* [Aim of the exercise]: Return every line of the data that contains the string "JSON".

===== Records for processing

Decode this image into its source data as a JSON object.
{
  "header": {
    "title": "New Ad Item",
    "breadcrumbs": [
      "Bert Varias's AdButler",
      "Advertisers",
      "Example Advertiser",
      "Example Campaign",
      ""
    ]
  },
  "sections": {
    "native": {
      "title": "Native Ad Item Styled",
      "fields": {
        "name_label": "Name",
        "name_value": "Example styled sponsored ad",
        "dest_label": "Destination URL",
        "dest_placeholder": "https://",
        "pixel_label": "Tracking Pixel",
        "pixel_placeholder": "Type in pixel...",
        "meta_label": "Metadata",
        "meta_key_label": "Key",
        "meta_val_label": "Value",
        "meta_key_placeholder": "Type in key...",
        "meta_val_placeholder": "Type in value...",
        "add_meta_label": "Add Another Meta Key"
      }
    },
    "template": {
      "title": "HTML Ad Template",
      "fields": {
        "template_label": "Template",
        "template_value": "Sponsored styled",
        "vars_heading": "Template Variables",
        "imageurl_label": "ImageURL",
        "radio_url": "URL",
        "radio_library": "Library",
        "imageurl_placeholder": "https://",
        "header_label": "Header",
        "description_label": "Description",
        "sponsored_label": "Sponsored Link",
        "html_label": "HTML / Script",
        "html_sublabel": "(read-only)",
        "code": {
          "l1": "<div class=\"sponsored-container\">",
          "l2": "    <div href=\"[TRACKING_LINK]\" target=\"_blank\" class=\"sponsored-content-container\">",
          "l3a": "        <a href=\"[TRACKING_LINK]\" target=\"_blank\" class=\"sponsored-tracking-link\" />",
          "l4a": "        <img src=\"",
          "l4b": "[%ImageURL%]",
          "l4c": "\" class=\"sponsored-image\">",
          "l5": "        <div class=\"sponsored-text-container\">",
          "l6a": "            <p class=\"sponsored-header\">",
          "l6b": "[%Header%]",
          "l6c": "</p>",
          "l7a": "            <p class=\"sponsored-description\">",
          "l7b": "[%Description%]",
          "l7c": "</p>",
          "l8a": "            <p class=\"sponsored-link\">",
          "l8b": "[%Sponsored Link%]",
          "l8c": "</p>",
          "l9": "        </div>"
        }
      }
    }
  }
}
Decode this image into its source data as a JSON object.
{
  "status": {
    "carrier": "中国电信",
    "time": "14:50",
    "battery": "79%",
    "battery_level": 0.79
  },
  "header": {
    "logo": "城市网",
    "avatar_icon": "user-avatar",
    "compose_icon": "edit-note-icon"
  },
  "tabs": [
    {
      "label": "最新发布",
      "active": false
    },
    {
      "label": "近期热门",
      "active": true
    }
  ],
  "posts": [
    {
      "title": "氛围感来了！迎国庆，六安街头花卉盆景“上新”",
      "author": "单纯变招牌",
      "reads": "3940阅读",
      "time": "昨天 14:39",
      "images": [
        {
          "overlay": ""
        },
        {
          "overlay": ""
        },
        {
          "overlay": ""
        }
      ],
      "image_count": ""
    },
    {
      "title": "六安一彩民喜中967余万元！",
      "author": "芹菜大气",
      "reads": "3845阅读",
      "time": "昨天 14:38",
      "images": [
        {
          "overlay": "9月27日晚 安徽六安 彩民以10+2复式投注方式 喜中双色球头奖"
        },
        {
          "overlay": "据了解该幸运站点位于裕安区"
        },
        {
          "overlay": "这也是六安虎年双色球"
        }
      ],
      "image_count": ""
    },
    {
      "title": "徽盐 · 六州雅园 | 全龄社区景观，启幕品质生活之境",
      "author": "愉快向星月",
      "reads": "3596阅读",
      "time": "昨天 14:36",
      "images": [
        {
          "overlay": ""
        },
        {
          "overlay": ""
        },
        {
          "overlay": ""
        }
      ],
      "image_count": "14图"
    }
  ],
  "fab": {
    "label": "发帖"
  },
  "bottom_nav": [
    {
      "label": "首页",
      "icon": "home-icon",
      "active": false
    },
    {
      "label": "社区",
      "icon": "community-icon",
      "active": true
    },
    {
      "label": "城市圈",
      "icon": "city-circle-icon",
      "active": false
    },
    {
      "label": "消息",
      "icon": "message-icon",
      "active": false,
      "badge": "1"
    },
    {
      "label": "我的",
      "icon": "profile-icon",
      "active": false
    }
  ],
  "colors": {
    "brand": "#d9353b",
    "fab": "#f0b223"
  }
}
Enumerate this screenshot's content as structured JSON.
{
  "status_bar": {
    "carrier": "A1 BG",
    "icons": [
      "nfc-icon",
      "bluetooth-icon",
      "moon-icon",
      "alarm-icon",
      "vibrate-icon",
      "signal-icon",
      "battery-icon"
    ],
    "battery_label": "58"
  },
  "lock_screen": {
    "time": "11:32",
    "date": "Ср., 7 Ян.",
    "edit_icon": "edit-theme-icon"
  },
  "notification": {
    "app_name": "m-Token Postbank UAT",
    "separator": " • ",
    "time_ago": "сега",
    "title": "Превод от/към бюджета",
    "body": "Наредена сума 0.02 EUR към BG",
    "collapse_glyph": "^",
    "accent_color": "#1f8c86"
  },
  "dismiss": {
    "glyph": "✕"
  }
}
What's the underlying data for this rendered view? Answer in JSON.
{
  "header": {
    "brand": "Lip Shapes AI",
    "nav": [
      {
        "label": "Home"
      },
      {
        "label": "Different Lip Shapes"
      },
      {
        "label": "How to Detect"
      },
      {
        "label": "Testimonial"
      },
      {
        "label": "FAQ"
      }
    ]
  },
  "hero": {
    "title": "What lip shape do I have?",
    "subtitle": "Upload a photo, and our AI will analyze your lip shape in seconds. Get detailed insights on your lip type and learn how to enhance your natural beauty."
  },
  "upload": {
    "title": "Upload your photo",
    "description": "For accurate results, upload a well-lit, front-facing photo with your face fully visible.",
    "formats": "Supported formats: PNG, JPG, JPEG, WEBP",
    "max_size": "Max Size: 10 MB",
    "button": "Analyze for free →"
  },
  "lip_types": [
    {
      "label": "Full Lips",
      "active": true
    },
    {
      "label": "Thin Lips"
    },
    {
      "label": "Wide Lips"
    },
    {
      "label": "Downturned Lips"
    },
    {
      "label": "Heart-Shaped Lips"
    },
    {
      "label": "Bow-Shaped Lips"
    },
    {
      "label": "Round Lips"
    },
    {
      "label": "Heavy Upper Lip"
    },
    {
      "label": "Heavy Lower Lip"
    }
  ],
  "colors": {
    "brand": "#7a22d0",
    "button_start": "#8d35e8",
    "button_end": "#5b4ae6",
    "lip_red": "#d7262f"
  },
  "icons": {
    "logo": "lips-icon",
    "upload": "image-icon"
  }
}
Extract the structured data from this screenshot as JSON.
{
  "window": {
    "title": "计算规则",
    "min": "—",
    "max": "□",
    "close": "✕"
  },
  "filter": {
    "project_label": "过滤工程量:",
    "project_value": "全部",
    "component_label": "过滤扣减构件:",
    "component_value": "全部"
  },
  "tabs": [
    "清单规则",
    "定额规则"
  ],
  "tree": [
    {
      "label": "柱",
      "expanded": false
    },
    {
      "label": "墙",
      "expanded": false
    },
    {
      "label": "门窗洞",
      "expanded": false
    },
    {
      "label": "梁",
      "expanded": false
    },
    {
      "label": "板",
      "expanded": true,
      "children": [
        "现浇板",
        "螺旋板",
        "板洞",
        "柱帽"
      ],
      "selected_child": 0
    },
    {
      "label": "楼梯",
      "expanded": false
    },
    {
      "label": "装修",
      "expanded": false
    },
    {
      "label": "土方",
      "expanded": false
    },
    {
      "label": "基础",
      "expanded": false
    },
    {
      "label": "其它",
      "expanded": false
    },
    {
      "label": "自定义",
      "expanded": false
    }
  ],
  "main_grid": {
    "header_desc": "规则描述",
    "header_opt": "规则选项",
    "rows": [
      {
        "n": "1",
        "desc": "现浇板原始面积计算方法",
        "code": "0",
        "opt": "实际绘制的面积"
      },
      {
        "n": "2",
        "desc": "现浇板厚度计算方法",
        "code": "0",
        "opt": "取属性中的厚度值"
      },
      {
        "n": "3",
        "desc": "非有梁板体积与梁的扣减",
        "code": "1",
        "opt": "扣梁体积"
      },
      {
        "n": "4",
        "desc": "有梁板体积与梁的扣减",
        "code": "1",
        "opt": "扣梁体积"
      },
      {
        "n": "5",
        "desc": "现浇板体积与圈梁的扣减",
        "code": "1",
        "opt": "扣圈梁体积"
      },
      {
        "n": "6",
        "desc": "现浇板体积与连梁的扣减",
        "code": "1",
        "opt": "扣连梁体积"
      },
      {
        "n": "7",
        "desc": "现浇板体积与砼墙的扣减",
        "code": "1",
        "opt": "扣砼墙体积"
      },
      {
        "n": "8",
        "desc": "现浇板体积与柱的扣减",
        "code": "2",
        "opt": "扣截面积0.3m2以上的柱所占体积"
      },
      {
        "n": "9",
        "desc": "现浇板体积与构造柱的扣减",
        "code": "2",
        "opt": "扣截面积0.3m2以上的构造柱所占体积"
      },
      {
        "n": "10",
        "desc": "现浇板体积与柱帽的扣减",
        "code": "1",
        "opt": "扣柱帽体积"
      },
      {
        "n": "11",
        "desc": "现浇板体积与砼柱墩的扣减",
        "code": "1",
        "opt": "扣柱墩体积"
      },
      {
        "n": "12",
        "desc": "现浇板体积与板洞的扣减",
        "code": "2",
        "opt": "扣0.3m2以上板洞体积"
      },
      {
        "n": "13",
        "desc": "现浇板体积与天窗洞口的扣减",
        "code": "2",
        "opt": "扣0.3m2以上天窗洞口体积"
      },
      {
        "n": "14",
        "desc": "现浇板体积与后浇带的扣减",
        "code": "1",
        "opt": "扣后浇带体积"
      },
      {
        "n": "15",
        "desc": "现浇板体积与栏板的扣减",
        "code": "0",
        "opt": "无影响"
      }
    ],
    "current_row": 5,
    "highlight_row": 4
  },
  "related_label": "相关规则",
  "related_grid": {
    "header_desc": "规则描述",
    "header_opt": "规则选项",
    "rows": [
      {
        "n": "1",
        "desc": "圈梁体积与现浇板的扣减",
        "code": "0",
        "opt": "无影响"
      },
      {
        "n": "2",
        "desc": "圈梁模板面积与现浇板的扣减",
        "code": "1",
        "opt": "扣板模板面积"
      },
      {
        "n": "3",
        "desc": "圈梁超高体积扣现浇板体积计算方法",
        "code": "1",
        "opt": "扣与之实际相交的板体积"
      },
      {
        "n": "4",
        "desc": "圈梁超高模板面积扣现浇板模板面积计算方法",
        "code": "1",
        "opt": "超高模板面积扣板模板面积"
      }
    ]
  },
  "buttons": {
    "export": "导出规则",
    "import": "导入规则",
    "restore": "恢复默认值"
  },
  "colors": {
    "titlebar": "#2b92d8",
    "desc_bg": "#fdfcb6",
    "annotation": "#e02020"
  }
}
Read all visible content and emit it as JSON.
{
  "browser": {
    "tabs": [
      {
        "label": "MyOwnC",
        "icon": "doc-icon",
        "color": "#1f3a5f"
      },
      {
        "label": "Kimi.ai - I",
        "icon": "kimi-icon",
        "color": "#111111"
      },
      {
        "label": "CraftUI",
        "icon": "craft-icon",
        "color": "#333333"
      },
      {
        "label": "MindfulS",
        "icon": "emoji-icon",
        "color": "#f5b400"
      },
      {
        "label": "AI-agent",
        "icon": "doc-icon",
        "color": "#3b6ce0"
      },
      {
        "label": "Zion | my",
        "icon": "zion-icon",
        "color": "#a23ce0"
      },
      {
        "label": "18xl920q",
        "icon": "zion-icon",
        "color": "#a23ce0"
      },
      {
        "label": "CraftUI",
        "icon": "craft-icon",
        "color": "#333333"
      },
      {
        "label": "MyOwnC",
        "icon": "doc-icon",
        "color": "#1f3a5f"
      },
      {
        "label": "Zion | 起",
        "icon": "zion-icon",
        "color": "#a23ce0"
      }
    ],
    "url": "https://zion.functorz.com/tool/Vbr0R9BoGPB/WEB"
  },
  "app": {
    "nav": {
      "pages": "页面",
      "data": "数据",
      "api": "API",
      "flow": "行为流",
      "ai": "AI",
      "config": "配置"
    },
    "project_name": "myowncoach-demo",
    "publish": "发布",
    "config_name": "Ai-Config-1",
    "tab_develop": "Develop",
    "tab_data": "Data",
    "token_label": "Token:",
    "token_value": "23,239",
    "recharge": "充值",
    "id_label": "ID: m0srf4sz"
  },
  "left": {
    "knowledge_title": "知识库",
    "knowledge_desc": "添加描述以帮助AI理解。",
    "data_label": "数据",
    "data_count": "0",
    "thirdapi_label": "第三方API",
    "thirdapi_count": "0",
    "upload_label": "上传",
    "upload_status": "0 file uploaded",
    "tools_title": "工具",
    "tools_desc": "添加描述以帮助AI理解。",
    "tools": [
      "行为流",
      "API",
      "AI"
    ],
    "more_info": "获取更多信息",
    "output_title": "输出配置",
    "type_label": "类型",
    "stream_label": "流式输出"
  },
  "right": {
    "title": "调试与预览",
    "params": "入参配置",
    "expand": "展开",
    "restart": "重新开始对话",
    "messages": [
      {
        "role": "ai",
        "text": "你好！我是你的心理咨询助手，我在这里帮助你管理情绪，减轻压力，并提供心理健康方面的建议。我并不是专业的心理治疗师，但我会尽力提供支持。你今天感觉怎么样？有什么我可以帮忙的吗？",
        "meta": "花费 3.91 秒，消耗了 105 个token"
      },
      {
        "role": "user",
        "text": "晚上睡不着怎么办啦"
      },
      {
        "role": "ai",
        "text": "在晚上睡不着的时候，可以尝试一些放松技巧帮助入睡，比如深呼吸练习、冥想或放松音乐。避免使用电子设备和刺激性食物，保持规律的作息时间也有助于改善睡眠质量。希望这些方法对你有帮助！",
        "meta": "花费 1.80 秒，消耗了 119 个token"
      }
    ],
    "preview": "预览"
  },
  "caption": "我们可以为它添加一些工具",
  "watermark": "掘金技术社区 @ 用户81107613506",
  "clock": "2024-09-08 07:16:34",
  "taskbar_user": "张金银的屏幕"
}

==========

* [Exercise response]:
Decode this image into its source data as a JSON object.
Decode this image into its source data as a JSON object.
Enumerate this screenshot's content as structured JSON.
What's the underlying data for this rendered view? Answer in JSON.
Extract the structured data from this screenshot as JSON.
Read all visible content and emit it as JSON.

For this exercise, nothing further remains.